Requirement:
Give back an exact copy of the listing that follows, without the pictures.

= = = = = = =

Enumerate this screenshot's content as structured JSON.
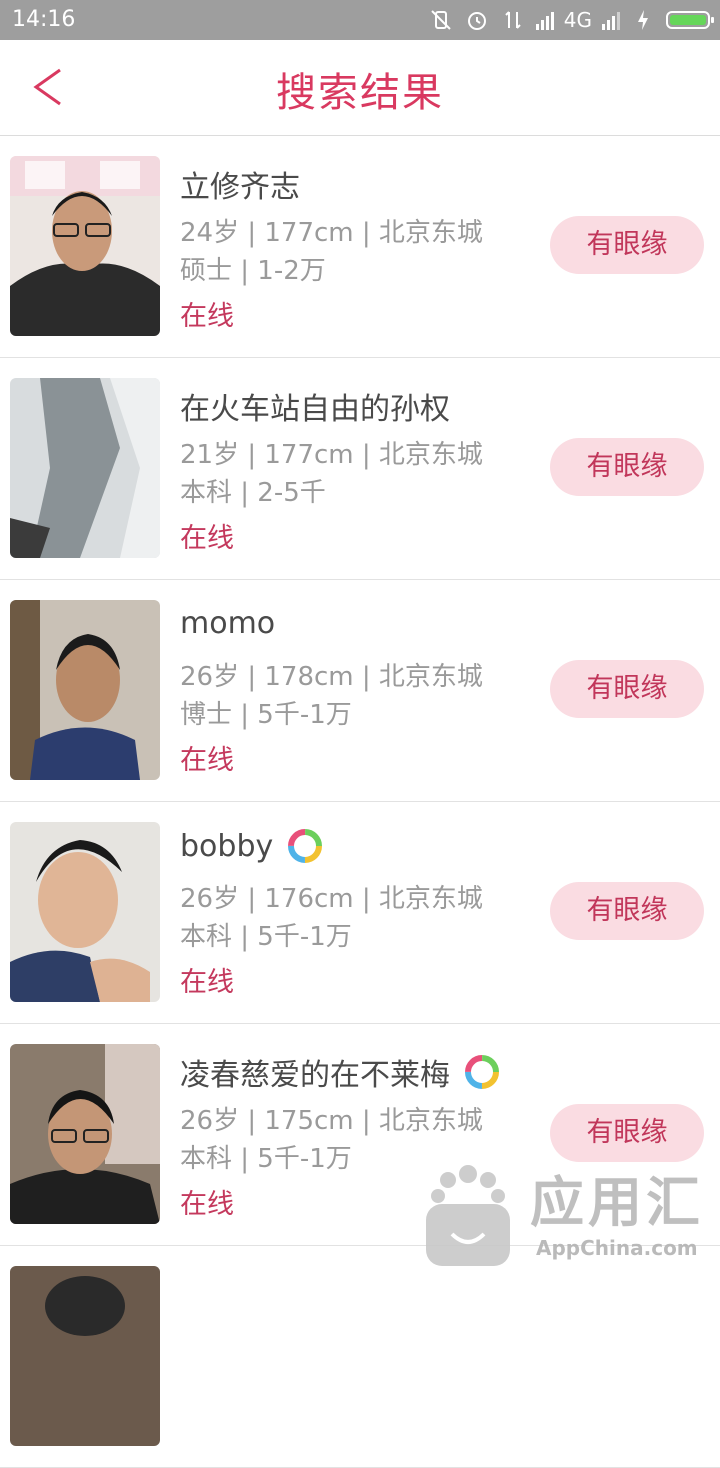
{
  "status_bar": {
    "time": "14:16",
    "network": "4G"
  },
  "header": {
    "back_glyph": "<",
    "title": "搜索结果"
  },
  "list": [
    {
      "name": "立修齐志",
      "meta1": "24岁 | 177cm | 北京东城",
      "meta2": "硕士 | 1-2万",
      "status": "在线",
      "action": "有眼缘",
      "vip": false
    },
    {
      "name": "在火车站自由的孙权",
      "meta1": "21岁 | 177cm | 北京东城",
      "meta2": "本科 | 2-5千",
      "status": "在线",
      "action": "有眼缘",
      "vip": false
    },
    {
      "name": "momo",
      "meta1": "26岁 | 178cm | 北京东城",
      "meta2": "博士 | 5千-1万",
      "status": "在线",
      "action": "有眼缘",
      "vip": false
    },
    {
      "name": "bobby",
      "meta1": "26岁 | 176cm | 北京东城",
      "meta2": "本科 | 5千-1万",
      "status": "在线",
      "action": "有眼缘",
      "vip": true
    },
    {
      "name": "凌春慈爱的在不莱梅",
      "meta1": "26岁 | 175cm | 北京东城",
      "meta2": "本科 | 5千-1万",
      "status": "在线",
      "action": "有眼缘",
      "vip": true
    },
    {
      "name": "",
      "meta1": "",
      "meta2": "",
      "status": "",
      "action": "",
      "vip": false
    }
  ],
  "watermark": {
    "logo": "应用汇",
    "sub": "AppChina.com"
  },
  "colors": {
    "accent": "#d93960",
    "button_bg": "#fadce2",
    "status_bar": "#9e9e9e"
  }
}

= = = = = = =

Solved exercise:
Enumerate this screenshot's content as structured JSON.
{
  "status_bar": {
    "time": "14:16",
    "network": "4G"
  },
  "header": {
    "back_glyph": "<",
    "title": "搜索结果"
  },
  "list": [
    {
      "name": "立修齐志",
      "meta1": "24岁 | 177cm | 北京东城",
      "meta2": "硕士 | 1-2万",
      "status": "在线",
      "action": "有眼缘",
      "vip": false
    },
    {
      "name": "在火车站自由的孙权",
      "meta1": "21岁 | 177cm | 北京东城",
      "meta2": "本科 | 2-5千",
      "status": "在线",
      "action": "有眼缘",
      "vip": false
    },
    {
      "name": "momo",
      "meta1": "26岁 | 178cm | 北京东城",
      "meta2": "博士 | 5千-1万",
      "status": "在线",
      "action": "有眼缘",
      "vip": false
    },
    {
      "name": "bobby",
      "meta1": "26岁 | 176cm | 北京东城",
      "meta2": "本科 | 5千-1万",
      "status": "在线",
      "action": "有眼缘",
      "vip": true
    },
    {
      "name": "凌春慈爱的在不莱梅",
      "meta1": "26岁 | 175cm | 北京东城",
      "meta2": "本科 | 5千-1万",
      "status": "在线",
      "action": "有眼缘",
      "vip": true
    },
    {
      "name": "",
      "meta1": "",
      "meta2": "",
      "status": "",
      "action": "",
      "vip": false
    }
  ],
  "watermark": {
    "logo": "应用汇",
    "sub": "AppChina.com"
  },
  "colors": {
    "accent": "#d93960",
    "button_bg": "#fadce2",
    "status_bar": "#9e9e9e"
  }
}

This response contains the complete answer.